SHE has done it!

An outdoor adventurer has achieved her lifetime ambition of conquering Mount Everest.

Melanie Southworth, aged 48, of Ramsbottom, jetted off to Nepal in March after month of training in Spain.

The explorer conquered the world's tallest mountain in the early hours of one morning earlier this week and news of her achievement was revealed as she began her summit down, accompanied by a Sherpa.

Speaking to Tower FM during her descent from the 8,848m summit, Melanie joked about the dark view because she got to the top in the middle of the night.

"We summited at 2.36am, so I am going to frame a black picture and, when people ask me what it is, I will say 'that is the summit of Everest from what I can see'," said Melanie.

She added: "It was far too cold. It must have been at least -30C easily, but the view was still beautiful in its own way."

The keen mountaineer has been attempting the challenge for three years but was hampered by tragedy.

Melanie first took Everest in 2014 but her trek was called off after 16 Sherpas died in an avalanche.

Disaster struck again last year when, while preparing for a second attempt, Melanie endured a devastating earthquake, which killed more than 8,000 people and injured more than 21,000.

At the time of the earthquake, Melanie was an hour's walk south of Everest Base Camp and managed to get back to safety, unharmed by any aftershocks.

In her interview with Tower FM said: "It only took me three years (to achieve my goal). It is a very, very big hill.

"It was an overwhelming feeling when I got to the top.

"I've read a lot of books about Everest and one of thing interesting things I've learned is that, at the times, you feel like you're near the summit when you're nowhere the summit, but for me the summit came quicker than I thought it would."

While Melanie said the accomplishment was the biggest moment of her life, she added that it will always be overshadowed by the tragic death of four other climbers — one from Australia and three from India — on May 22.

Often, climbers see the bodies of people who have died, because they are too high up to be recovered.

Melanie said: "You read all the accounts of Everest and it's something that we're all aware of and climb here that there’s usually double-digit deaths (each year) for various reasons.

"On our summit night, you never fully understand how you're going to react to death in this environment.

"To actually be involved in seeing the demise of people on Everest is something you can never prepare yourself for.

"Hopefully there won't be any more deaths. It's part and parcel of the environment."

After reaching Everest Base Camp and spending a few days relaxing, Melanie is heading home.

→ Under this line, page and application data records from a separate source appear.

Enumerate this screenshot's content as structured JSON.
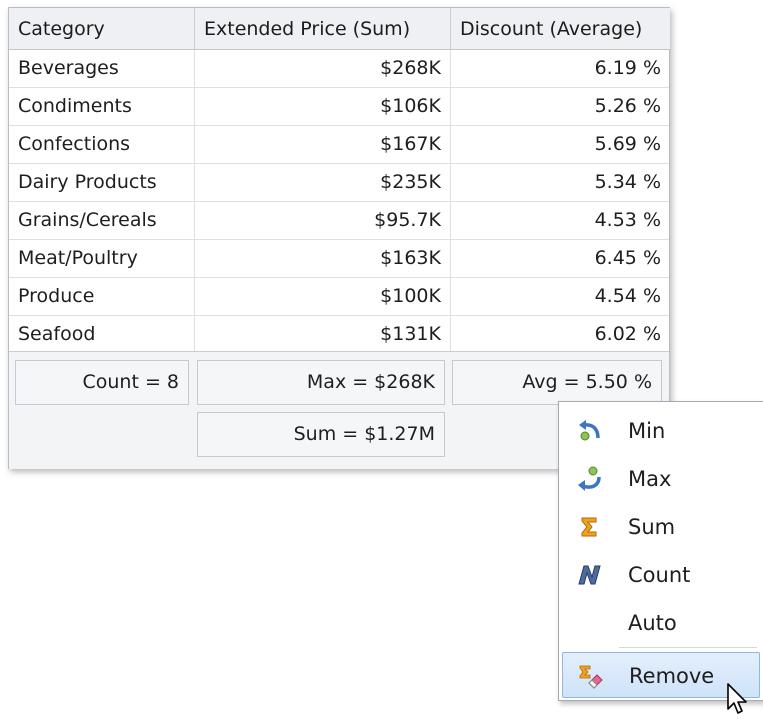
{
  "grid": {
    "headers": [
      "Category",
      "Extended Price (Sum)",
      "Discount (Average)"
    ],
    "rows": [
      {
        "category": "Beverages",
        "price": "$268K",
        "discount": "6.19 %"
      },
      {
        "category": "Condiments",
        "price": "$106K",
        "discount": "5.26 %"
      },
      {
        "category": "Confections",
        "price": "$167K",
        "discount": "5.69 %"
      },
      {
        "category": "Dairy Products",
        "price": "$235K",
        "discount": "5.34 %"
      },
      {
        "category": "Grains/Cereals",
        "price": "$95.7K",
        "discount": "4.53 %"
      },
      {
        "category": "Meat/Poultry",
        "price": "$163K",
        "discount": "6.45 %"
      },
      {
        "category": "Produce",
        "price": "$100K",
        "discount": "4.54 %"
      },
      {
        "category": "Seafood",
        "price": "$131K",
        "discount": "6.02 %"
      }
    ],
    "summary": {
      "count": "Count = 8",
      "max": "Max = $268K",
      "avg": "Avg = 5.50 %",
      "sum": "Sum = $1.27M"
    }
  },
  "context_menu": {
    "items": [
      {
        "label": "Min",
        "icon": "min-icon"
      },
      {
        "label": "Max",
        "icon": "max-icon"
      },
      {
        "label": "Sum",
        "icon": "sigma-icon"
      },
      {
        "label": "Count",
        "icon": "count-icon"
      },
      {
        "label": "Auto",
        "icon": ""
      },
      {
        "label": "Remove",
        "icon": "remove-icon",
        "highlighted": true
      }
    ]
  }
}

She said: "I can't wait to get back, I've had such tremendous support from friends and family.

"I always joke that my first meal when I come to Ramsbottom will be chips and gravy and a pint at the Shoulder of Mutton in Holcombe."